The confusion exists because of the likely ineligibility of a large number of office bearers. In its recommendations, the Lodha Committee had set stringent requirements for officials. All those who are not citizens of India, are 70 years or older, are ministers or government servants, are holding an office in another sports body, or have been in charge for a cumulative period of nine years or more, are disqualified.
Following the court order on Monday, BCCI’s south zone vice president G. Ganga Raju was being touted as a potential interim president, however, it remains unclear whether his position as the Andhra Cricket Association’s head will disqualify him. If this case’s record is a reliable indicator, past cricketers might be entrusted with the duty of guiding the board over the choppy waters. Sources have suggested that Mohinder Amarnath is likely to play a key role in the transition period.
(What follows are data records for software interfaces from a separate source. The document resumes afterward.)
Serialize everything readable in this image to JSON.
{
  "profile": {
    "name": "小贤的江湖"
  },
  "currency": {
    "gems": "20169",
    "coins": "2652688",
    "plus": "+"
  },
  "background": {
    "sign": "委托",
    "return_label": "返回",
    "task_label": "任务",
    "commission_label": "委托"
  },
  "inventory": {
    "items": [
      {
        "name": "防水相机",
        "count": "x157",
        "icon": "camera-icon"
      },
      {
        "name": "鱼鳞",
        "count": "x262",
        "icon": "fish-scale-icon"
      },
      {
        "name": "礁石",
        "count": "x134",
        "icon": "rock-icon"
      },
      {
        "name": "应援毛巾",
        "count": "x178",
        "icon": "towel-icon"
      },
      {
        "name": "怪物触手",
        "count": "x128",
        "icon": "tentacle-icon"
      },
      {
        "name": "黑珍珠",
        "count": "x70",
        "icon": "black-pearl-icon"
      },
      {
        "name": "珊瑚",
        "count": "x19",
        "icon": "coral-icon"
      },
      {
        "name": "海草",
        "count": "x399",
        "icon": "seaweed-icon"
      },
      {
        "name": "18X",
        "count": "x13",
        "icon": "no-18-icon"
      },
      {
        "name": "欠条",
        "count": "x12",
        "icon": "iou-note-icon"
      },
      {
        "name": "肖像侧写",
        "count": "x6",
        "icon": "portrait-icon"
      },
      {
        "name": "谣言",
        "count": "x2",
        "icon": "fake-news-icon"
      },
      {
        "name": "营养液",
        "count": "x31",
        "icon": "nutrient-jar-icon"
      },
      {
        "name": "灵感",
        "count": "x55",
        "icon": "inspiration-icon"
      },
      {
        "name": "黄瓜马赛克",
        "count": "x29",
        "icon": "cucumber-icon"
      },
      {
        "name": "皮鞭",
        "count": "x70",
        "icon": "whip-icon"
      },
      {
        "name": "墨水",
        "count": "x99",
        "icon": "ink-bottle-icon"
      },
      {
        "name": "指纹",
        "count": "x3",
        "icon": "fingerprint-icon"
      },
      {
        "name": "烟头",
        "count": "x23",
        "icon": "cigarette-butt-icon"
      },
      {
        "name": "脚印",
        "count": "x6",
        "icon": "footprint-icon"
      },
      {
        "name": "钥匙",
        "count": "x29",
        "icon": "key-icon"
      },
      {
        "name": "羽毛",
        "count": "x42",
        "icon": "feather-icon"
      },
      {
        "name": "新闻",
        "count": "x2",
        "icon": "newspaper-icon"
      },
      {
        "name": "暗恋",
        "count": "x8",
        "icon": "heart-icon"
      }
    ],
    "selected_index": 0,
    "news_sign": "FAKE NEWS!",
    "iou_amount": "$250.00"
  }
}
Whoever takes charge will have the unenviable task of ensuring that the Lodha Committee’s recommendations are implemented. The Thakur-led dispensation did not perform the duties it was required to carry out. A decisive relationship, which respects the court’s judgment, is the need of the hour.
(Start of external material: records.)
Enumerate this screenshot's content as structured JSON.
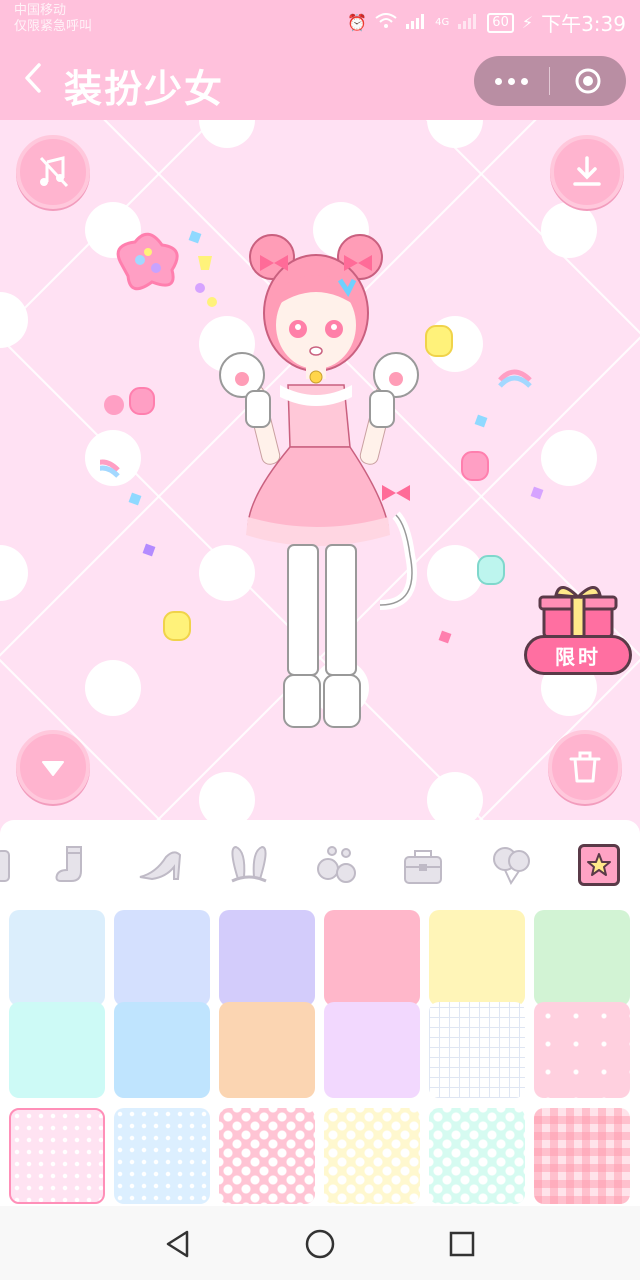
{
  "status_bar": {
    "carrier_line1": "中国移动",
    "carrier_line2": "仅限紧急呼叫",
    "network": "4G",
    "battery": "60",
    "time": "下午3:39"
  },
  "nav": {
    "title": "装扮少女"
  },
  "stage": {
    "limited_label": "限时"
  },
  "tabs": [
    {
      "icon": "partial-item-icon"
    },
    {
      "icon": "sock-icon"
    },
    {
      "icon": "high-heel-icon"
    },
    {
      "icon": "bunny-ears-icon"
    },
    {
      "icon": "pets-icon"
    },
    {
      "icon": "bag-icon"
    },
    {
      "icon": "balloons-icon"
    },
    {
      "icon": "star-background-icon",
      "active": true
    }
  ],
  "backgrounds": [
    {
      "name": "light-blue",
      "color": "#dbeefc",
      "pattern": "solid"
    },
    {
      "name": "periwinkle",
      "color": "#d4e0fe",
      "pattern": "solid"
    },
    {
      "name": "lavender",
      "color": "#d3ccfb",
      "pattern": "solid"
    },
    {
      "name": "pink",
      "color": "#ffb7ca",
      "pattern": "solid"
    },
    {
      "name": "yellow",
      "color": "#fff5b8",
      "pattern": "solid"
    },
    {
      "name": "mint-green",
      "color": "#d2f3d4",
      "pattern": "solid"
    },
    {
      "name": "aqua",
      "color": "#cdfaf6",
      "pattern": "solid"
    },
    {
      "name": "sky-blue",
      "color": "#bfe4fe",
      "pattern": "solid"
    },
    {
      "name": "peach",
      "color": "#fbd5b2",
      "pattern": "solid"
    },
    {
      "name": "lilac",
      "color": "#f2d8fe",
      "pattern": "solid"
    },
    {
      "name": "grid-white",
      "color": "#ffffff",
      "pattern": "grid"
    },
    {
      "name": "pink-stars",
      "color": "#ffd0df",
      "pattern": "stars"
    },
    {
      "name": "pink-dots-small",
      "color": "#ffe3f2",
      "pattern": "dots-small",
      "selected": true
    },
    {
      "name": "blue-dots-small",
      "color": "#dcefff",
      "pattern": "dots-small"
    },
    {
      "name": "pink-polka",
      "color": "#ffc4d4",
      "pattern": "polka"
    },
    {
      "name": "yellow-polka",
      "color": "#fff8cf",
      "pattern": "polka"
    },
    {
      "name": "mint-polka",
      "color": "#d6fbf1",
      "pattern": "polka"
    },
    {
      "name": "pink-gingham",
      "color": "#ffe3ea",
      "pattern": "gingham"
    }
  ],
  "colors": {
    "header": "#ffc1dc",
    "stage_bg": "#ffe1f3",
    "button": "#ffb4cf",
    "accent": "#ff6fa1"
  }
}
Indeed, it is baffling that there is surprise over the court’s order that came out on January 2. Once the July 18 judgment was out, what other choice did the BCCI have? As the Lodha Committee said in its December status report to the Supreme Court, the board’s actions and statements were “grossly out of order and would even constitute contempt.”
In a statement following the order, Thakur remained defiant. While once again taking credit for the team’s on-field displays and lauding his own setup, he framed his fight as a struggle for autonomy of a sports body. It is a weapon often employed to ward external scrutiny off.
The question of who should lead a sports body is a philosophical one that remains open to debate. However, its contentiousness does not limit the level of inquiry that the BCCI or any other association should undergo. In current terms, this is a question of power and privilege. But it also deals with the way we see sport.
As I have argued, sport does not exist on a rarefied plane. It needs to be scrutinised like any other sphere of human activity. Only then can sport hope to contribute to a world different from the one we have now. The world in which bodies like the BCCI match the standards we expect of any governing body.
But the powerful and the privileged often dilute democratic interventions in the running of their organisations. By claiming that the BCCI is autonomous, Thakur is seeking to remove the body from the sphere of judicial and social inquiry. Such arguments have also been employed by retrograde all-male golf clubs that continue to debar women.
This is why Justice Thakur needs to be lauded for delivering a landmark judgment. It has set in stone the standards that all sports bodies will have to follow henceforth. The judgment’s far-reaching implications were informed by a democratic worldview in which the influence of power and privilege is sought to be limited. Although the conclusion of the BCCI’s overhaul is still far away, a path towards reform is clearly visible now.